I asked Mary to talk in front of a group. She texted back, “You are kidding, right?”

Later she said, “I nearly puked on my desk, when I got your text.”

Don’t judge by your strengths:

Speaking to groups is easy for me. Sure, I feel like a caged animal before I get started, but once we get rolling, it’s exciting.

I could say, “Mary, what’s the big deal? Organize your thoughts and get up and talk. I’ll help.”

Mary doesn’t want my help! She doesn’t want to talk in front of groups!  (Mary isn’t her real name.)

Judge people by their strengths, not yours.

  1. People feel misunderstood when you make light of something they struggle to do. It’s arrogant and disrespectful to say, “It’s no big deal,” when it is a big deal.
  2. Remember and respect strengths. Mary is great at organization, follow through, compassion, and one-on-one relationships. If I judge her by her passion for public speaking, she falls short. If I judge her by her strengths, she’s fantastic.
  3. Don’t feel superior because you have strengths others don’t have.
  4. Acknowledge the struggle and stretch people. You might say to Mary, “I know it’s hard for you to talk in front of groups. In this case, you’re the best person for the job. Will you do it?”

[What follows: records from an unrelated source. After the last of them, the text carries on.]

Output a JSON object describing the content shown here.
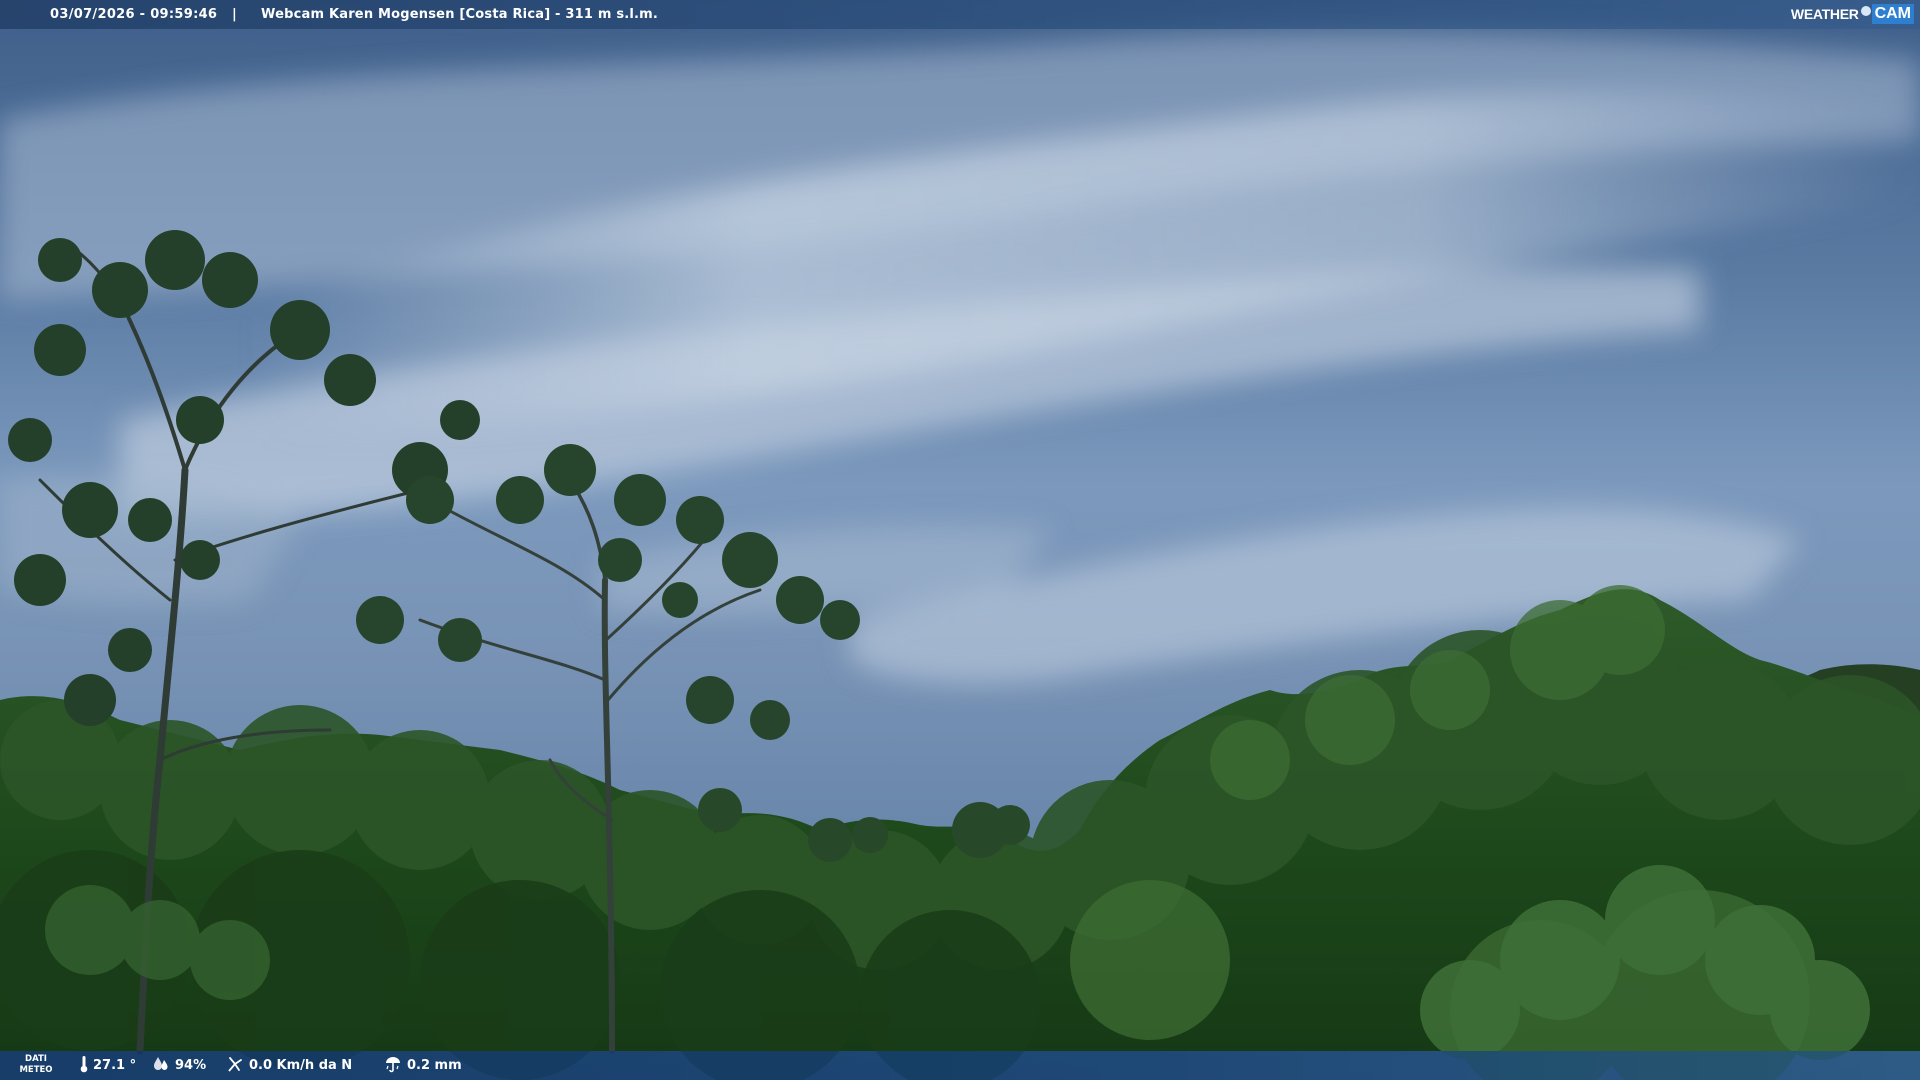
{
  "header": {
    "datetime": "03/07/2026 - 09:59:46",
    "separator": "|",
    "title": "Webcam Karen Mogensen [Costa Rica]  - 311 m s.l.m."
  },
  "logo": {
    "word": "WEATHER",
    "cam": "CAM"
  },
  "footer": {
    "label_line1": "DATI",
    "label_line2": "METEO",
    "temperature": "27.1 °",
    "humidity": "94%",
    "wind": "0.0 Km/h da N",
    "rain": "0.2 mm",
    "icons": {
      "temperature": "thermometer-icon",
      "humidity": "humidity-drop-icon",
      "wind": "wind-icon",
      "rain": "rain-umbrella-icon"
    }
  },
  "colors": {
    "bar_bg": "#1f4a7a",
    "text": "#ffffff",
    "cam_accent": "#2e7fd0"
  }
}
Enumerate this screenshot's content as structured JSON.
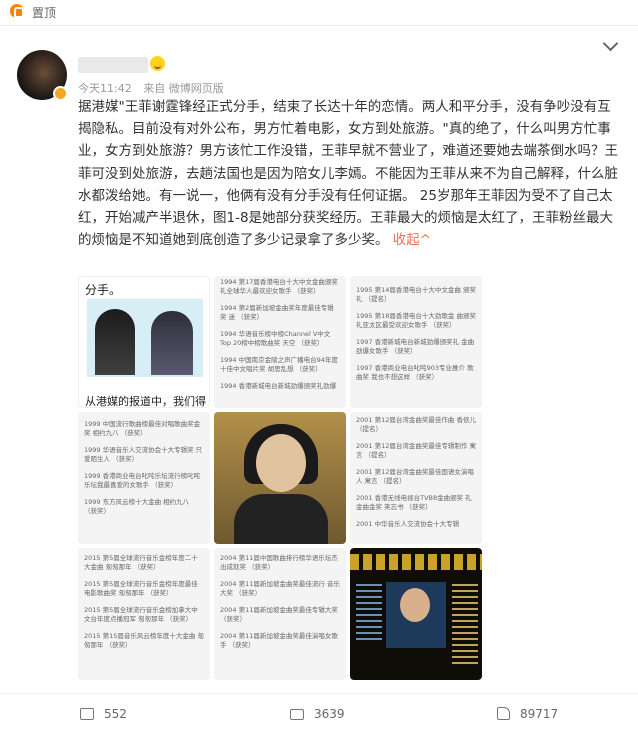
{
  "topbar": {
    "pin_label": "置顶"
  },
  "post": {
    "time": "今天11:42",
    "source": "来自 微博网页版",
    "text": "据港媒\"王菲谢霆锋经正式分手，结束了长达十年的恋情。两人和平分手，没有争吵没有互揭隐私。目前没有对外公布，男方忙着电影，女方到处旅游。\"真的绝了，什么叫男方忙事业，女方到处旅游？男方该忙工作没错，王菲早就不营业了，难道还要她去端茶倒水吗？王菲可没到处旅游，去趟法国也是因为陪女儿李嫣。不能因为王菲从来不为自己解释，什么脏水都泼给她。有一说一，他俩有没有分手没有任何证据。 25岁那年王菲因为受不了自己太红，开始减产半退休，图1-8是她部分获奖经历。王菲最大的烦恼是太红了，王菲粉丝最大的烦恼是不知道她到底创造了多少记录拿了多少奖。",
    "fold_label": "收起^"
  },
  "images": {
    "img1": {
      "top": "分手。",
      "bottom": "从港媒的报道中，我们得"
    },
    "img2": [
      "1994 第17届香港电台十大中文金曲颁奖 礼全球华人最欢迎女歌手 （获奖）",
      "1994 第2届新加坡金曲奖年度最佳专辑 奖 迷 （获奖）",
      "1994 华语音乐榜中榜Channel V中文Top 20榜中榜歌曲奖 天空 （获奖）",
      "1994 中国南京金陵之声广播电台94年度 十佳中文唱片奖 胡思乱想 （获奖）",
      "1994 香港新城电台新城劲爆颁奖礼劲爆"
    ],
    "img3": [
      "1995 第14届香港电台十大中文金曲 颁奖礼 （提名）",
      "1995 第18届香港电台十大劲歌金 曲颁奖礼亚太区最受欢迎女歌手 （获奖）",
      "1997 香港新城电台新城劲爆颁奖礼 金曲 劲爆女歌手 （获奖）",
      "1997 香港商业电台叱咤903专业推介 歌曲奖 我也不想这样 （获奖）"
    ],
    "img4": [
      "1999 中国流行歌曲榜最佳对唱歌曲奖金 奖 相约九八 （获奖）",
      "1999 华语音乐人交流协会十大专辑奖 只 爱陌生人 （获奖）",
      "1999 香港商业电台叱咤乐坛流行榜叱咤 乐坛我最喜爱的女歌手 （获奖）",
      "1999 东方风云榜十大金曲 相约九八 （获奖）"
    ],
    "img6": [
      "2001 第12届台湾金曲奖最佳作曲 香侬儿 （提名）",
      "2001 第12届台湾金曲奖最佳专辑制作 寓 言 （提名）",
      "2001 第12届台湾金曲奖最佳国语女演唱 人 寓言 （提名）",
      "2001 香港无线电视台TVB8金曲颁奖 礼金曲金奖 笑忘书 （获奖）",
      "2001 中华音乐人交流协会十大专辑"
    ],
    "img7": [
      "2015 第5届全球流行音乐金榜年度二十 大金曲 匆匆那年 （获奖）",
      "2015 第5届全球流行音乐金榜年度最佳 电影歌曲奖 匆匆那年 （获奖）",
      "2015 第5届全球流行音乐金榜加拿大中 文台年度点播冠军 匆匆那年 （获奖）",
      "2015 第15届音乐风云榜年度十大金曲 匆 匆那年 （获奖）"
    ],
    "img8": [
      "2004 第11届中国歌曲排行榜华语乐坛杰 出成就奖 （获奖）",
      "2004 第11届新加坡金曲奖最佳流行 音乐大奖 （获奖）",
      "2004 第11届新加坡金曲奖最佳专辑大奖 （获奖）",
      "2004 第11届新加坡金曲奖最佳演唱女歌 手 （获奖）"
    ]
  },
  "actions": {
    "shares": "552",
    "comments": "3639",
    "likes": "89717"
  }
}
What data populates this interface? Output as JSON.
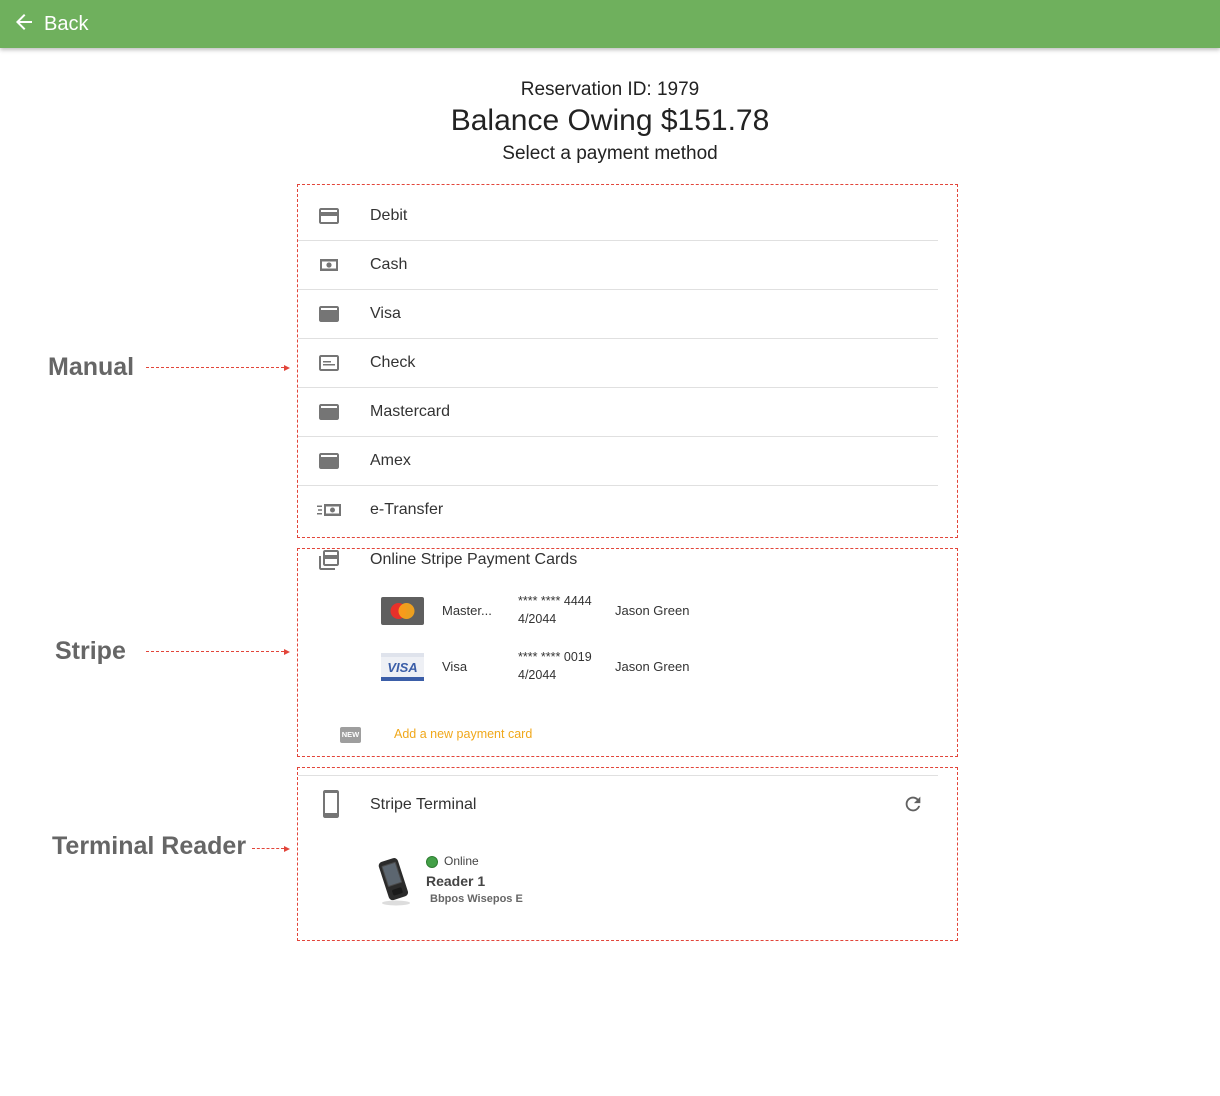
{
  "appbar": {
    "back_label": "Back",
    "color": "#6fb05d"
  },
  "header": {
    "reservation": "Reservation ID: 1979",
    "balance": "Balance Owing $151.78",
    "subtitle": "Select a payment method"
  },
  "annotations": {
    "manual": "Manual",
    "stripe": "Stripe",
    "terminal": "Terminal Reader",
    "accent": "#e2453a"
  },
  "manual_methods": [
    {
      "label": "Debit",
      "icon": "credit-card-outline-icon"
    },
    {
      "label": "Cash",
      "icon": "cash-icon"
    },
    {
      "label": "Visa",
      "icon": "credit-card-icon"
    },
    {
      "label": "Check",
      "icon": "check-icon"
    },
    {
      "label": "Mastercard",
      "icon": "credit-card-icon"
    },
    {
      "label": "Amex",
      "icon": "credit-card-icon"
    },
    {
      "label": "e-Transfer",
      "icon": "cash-fast-icon"
    }
  ],
  "stripe": {
    "title": "Online Stripe Payment Cards",
    "cards": [
      {
        "brand": "Master...",
        "number": "**** **** 4444",
        "expiry": "4/2044",
        "holder": "Jason Green",
        "logo": "mastercard-logo"
      },
      {
        "brand": "Visa",
        "number": "**** **** 0019",
        "expiry": "4/2044",
        "holder": "Jason Green",
        "logo": "visa-logo"
      }
    ],
    "add_badge": "NEW",
    "add_label": "Add a new payment card",
    "add_color": "#f0a81b"
  },
  "terminal": {
    "title": "Stripe Terminal",
    "reader": {
      "status": "Online",
      "status_color": "#43a047",
      "name": "Reader 1",
      "model": "Bbpos Wisepos E"
    }
  }
}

Stretch people – don’t break them.

Challenge kindly.

Respect reluctance.

Ask people to do hard things.

A few times a year I ask Mary to say something in public. People respond well to her. I only ask when she’s the best person for the job. It helps that we respect each other.

  1. Make the ask.
  2. Listen to the “No”.
  3. Respect the pain. “I know it’s hard for you.”
  4. Wait a moment and ask again.
  5. Honor their “Yes”. Respect their “No”.

What happens when leaders use their strengths to judge others?

How might leaders stretch people?

**Don’t miss the followup to this post: Arrogance and Other Concerns with Stretching People.